I really wanted some nice felt to use on tables — felt placemats. I made a few out of Jacob wool — a medium-coarse wool that felts relatively tightly. The fabric has a nice hand — it’s fairly dense, not as soft as merino but not as coarse as Icelandic wool. It seems like a nice weight for utilitarian textiles. But then I thought felt placemats might not be so practical after all. Felt trivets, yes, if you want to set your beautiful enamel pot onto the dining table straight from the oven or stovetop. But then the trivet would be even thicker (and my felt trivets are). Placemats, one might want to wash. Better in the province of woven cloth, perhaps. What to do with sturdy felt placemats? Transform them into envelope clutches, sturdy but not stiff. A nice plus is to free-form embroider them with a sewing machine. And add pretty buttons.

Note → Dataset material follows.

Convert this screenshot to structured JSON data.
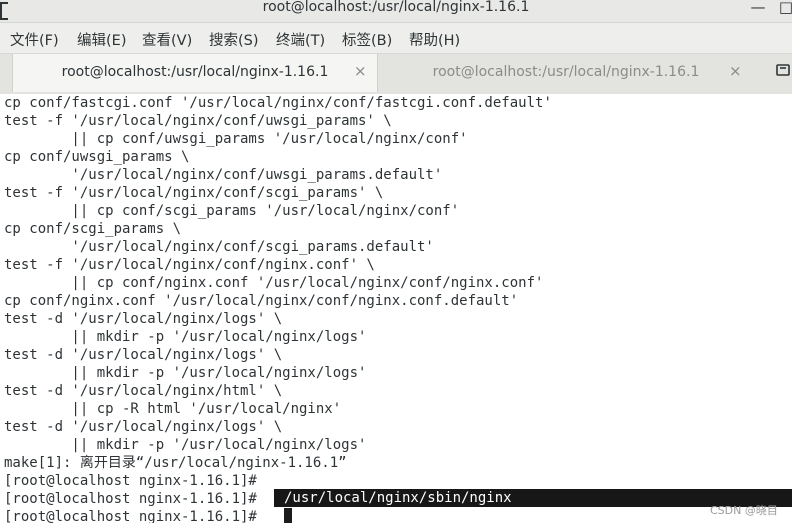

The bag on the left is made from Jacob wool. The bag on top right is made with Shetland wool; the bag lower right is made from border Leicester. I use the same amount of wool and the same form for each bag. All three types of wool are medium-to-coarse in texture. I particularly like Jacob because it felts down relatively hard and tight. Bags were shrunk down more and embellishments and simple button closures were added.
My name is Ava Chan. I live in Boston with two greyhounds. I make felt. I dye and sew fabric. Studying, seeking, making textiles.